UN makes $5.2B appeal for Syria

              2013-06-08 Vatican Radio One in three Syrians, that is 6.8 million people, are currently in need of urgent help for food and shelter, and the numbers are only expected to rise.

Valerie Amos, head of the United Nations Humanitarian Operations, made the stark prediction at a press conference held in Geneva on Friday.
“We have just launched our biggest-ever appeal for Syria. We had hoped we not have to do it again but today we are asking for $4.4 billion for the whole of 2013. That’s more than half the combined total of all our other appeals, which cover 16 countries from Afghanistan through to Somalia,” she said.
In addition, the UN appealed for $830 million to assist Lebanon and Jordan, which are currently handling the largest number of Syrian refugees, bringing the total figure of the appeal to $5.2 billion.
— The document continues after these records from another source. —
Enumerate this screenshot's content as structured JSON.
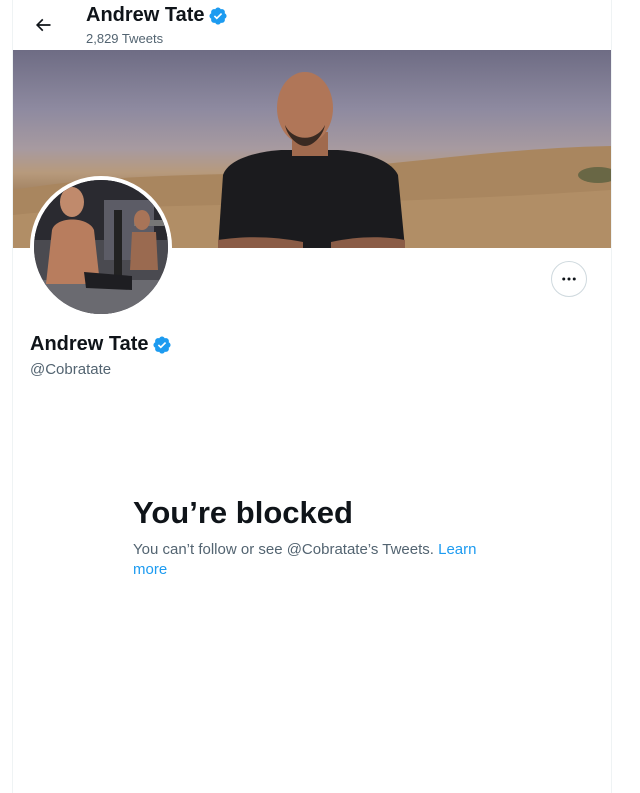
{
  "header": {
    "name": "Andrew Tate",
    "tweet_count": "2,829 Tweets",
    "back_icon": "arrow-left-icon"
  },
  "profile": {
    "name": "Andrew Tate",
    "handle": "@Cobratate",
    "verified": true,
    "verified_color": "#1d9bf0",
    "more_icon": "ellipsis-icon"
  },
  "blocked": {
    "title": "You’re blocked",
    "message": "You can’t follow or see @Cobratate’s Tweets.",
    "link_label": "Learn more"
  },
  "colors": {
    "accent": "#1d9bf0",
    "text_primary": "#0f1419",
    "text_secondary": "#536471"
  }
}
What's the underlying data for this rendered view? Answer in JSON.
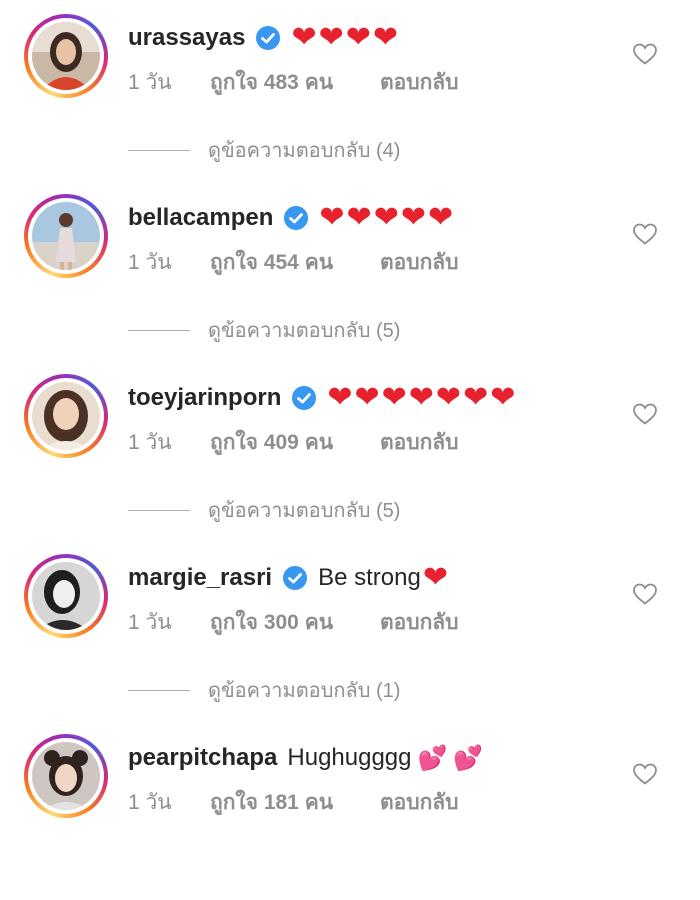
{
  "comments": [
    {
      "username": "urassayas",
      "text": "",
      "emoji": [
        "❤",
        "❤",
        "❤",
        "❤"
      ],
      "time": "1 วัน",
      "likes": "ถูกใจ 483 คน",
      "reply_label": "ตอบกลับ",
      "view_replies": "ดูข้อความตอบกลับ (4)"
    },
    {
      "username": "bellacampen",
      "text": "",
      "emoji": [
        "❤",
        "❤",
        "❤",
        "❤",
        "❤"
      ],
      "time": "1 วัน",
      "likes": "ถูกใจ 454 คน",
      "reply_label": "ตอบกลับ",
      "view_replies": "ดูข้อความตอบกลับ (5)"
    },
    {
      "username": "toeyjarinporn",
      "text": "",
      "emoji": [
        "❤",
        "❤",
        "❤",
        "❤",
        "❤",
        "❤",
        "❤"
      ],
      "time": "1 วัน",
      "likes": "ถูกใจ 409 คน",
      "reply_label": "ตอบกลับ",
      "view_replies": "ดูข้อความตอบกลับ (5)"
    },
    {
      "username": "margie_rasri",
      "text": "Be strong",
      "emoji": [
        "❤"
      ],
      "time": "1 วัน",
      "likes": "ถูกใจ 300 คน",
      "reply_label": "ตอบกลับ",
      "view_replies": "ดูข้อความตอบกลับ (1)"
    },
    {
      "username": "pearpitchapa",
      "text": "Hughugggg",
      "emoji": [
        "💕",
        "💕"
      ],
      "time": "1 วัน",
      "likes": "ถูกใจ 181 คน",
      "reply_label": "ตอบกลับ",
      "view_replies": ""
    }
  ],
  "colors": {
    "heart": "#e8212e",
    "verified": "#3897f0",
    "meta_text": "#8e8e8e",
    "username": "#262626"
  },
  "icons": {
    "verified": "verified-badge-icon",
    "like": "heart-outline-icon"
  }
}
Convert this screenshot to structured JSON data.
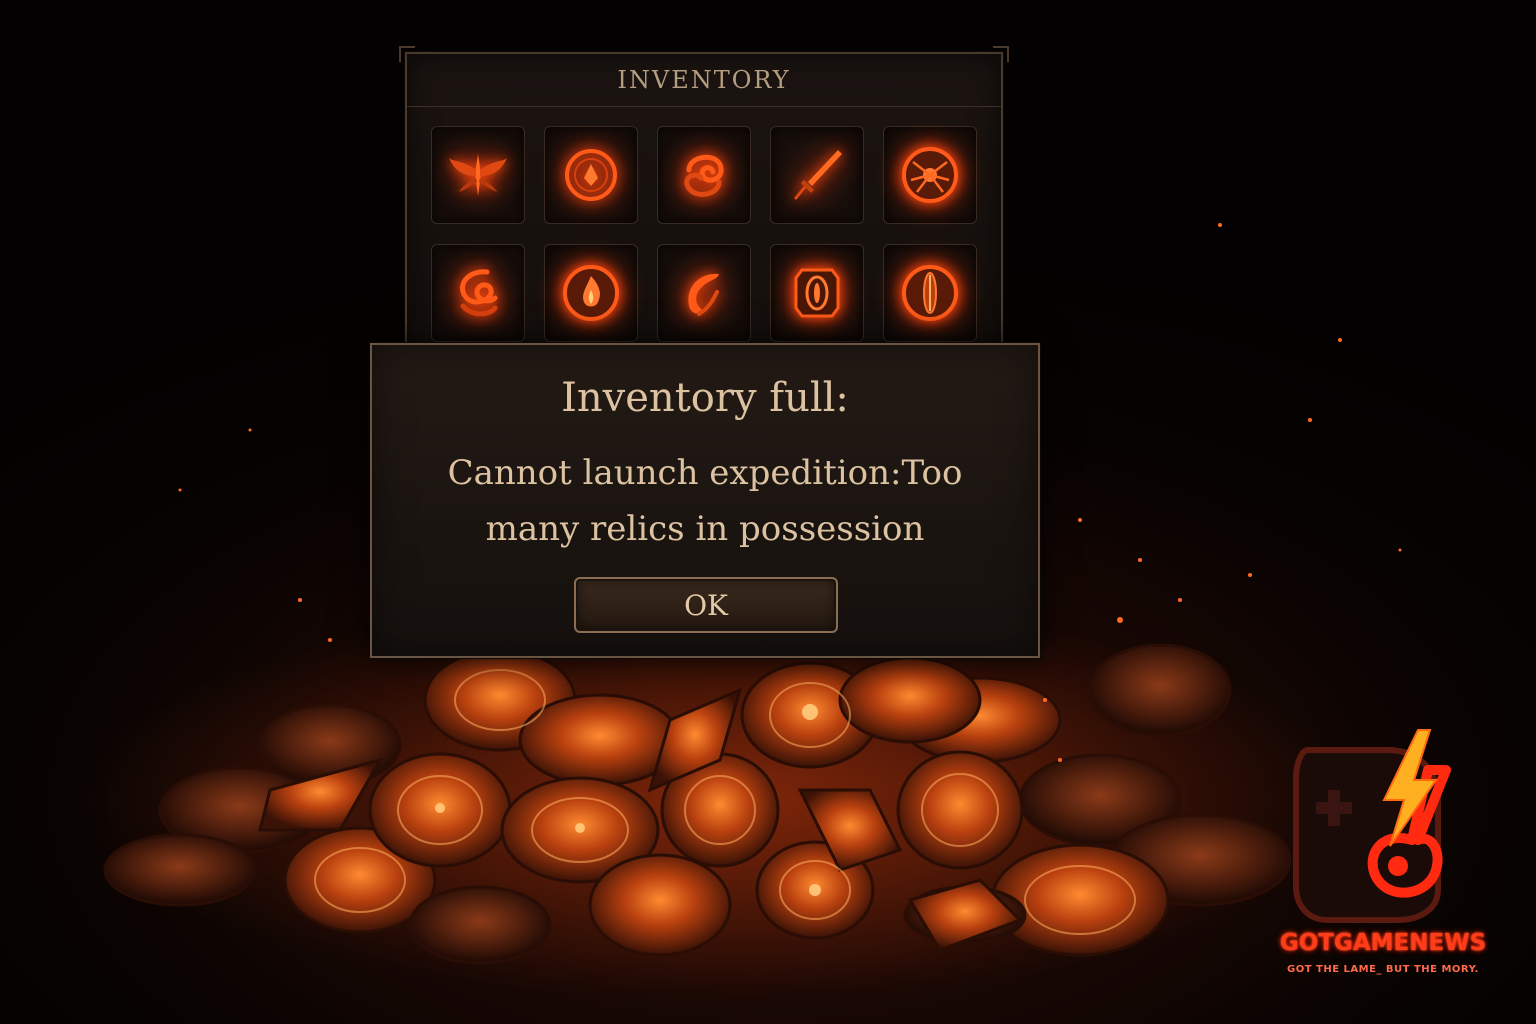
{
  "inventory": {
    "title": "INVENTORY",
    "slots": [
      {
        "icon": "winged-sigil-icon"
      },
      {
        "icon": "round-emblem-icon"
      },
      {
        "icon": "swirl-rune-icon"
      },
      {
        "icon": "blade-icon"
      },
      {
        "icon": "spider-seal-icon"
      },
      {
        "icon": "serpent-coil-icon"
      },
      {
        "icon": "flame-shield-icon"
      },
      {
        "icon": "crescent-wave-icon"
      },
      {
        "icon": "eye-tablet-icon"
      },
      {
        "icon": "ember-eye-icon"
      }
    ]
  },
  "dialog": {
    "title": "Inventory full:",
    "message": "Cannot launch expedition:Too many relics in possession",
    "ok_label": "OK"
  },
  "watermark": {
    "brand": "GOTGAMENEWS",
    "tagline": "GOT THE LAME_ BUT THE MORY."
  },
  "colors": {
    "accent_glow": "#ff4a10",
    "dialog_text": "#dcc2a0",
    "frame": "#6a5442"
  }
}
The head of the UN High Commission for Refugees, Antonio Guterres, said the figure may seem high but it is actually little compared with what is usually spent in the West for things such as fuel or overseas travel.
He, too, predicted the number of refugees only to increase, so long as the war rages on.
“We have now 1.6 million refugees in the countries around Syria but we are receiving 200,000 new refugees every month, 7,000 new refugees every day,” he told the press conference. “We expect that we might reach 3.5 million refugees by the end of the year.”
The World Food Programme’s largest operation is also being conducted in Syria, having  delivered 500 million meals so far this year.
The largest donors to the UN for Syria to date are the European Commission, which pledged another 400 million euros last week, followed by Kuwait, the United States, Britain and Japan. Russia and China have contributed $10 million and $1 million respectively to the UN’s program for refugees. However, some nations have yet to honour their pledges.
In the meantime, the United States and Russia are planning talks in Geneva, possibly in July, to try to accelerate a resolution to the Syrian conflict.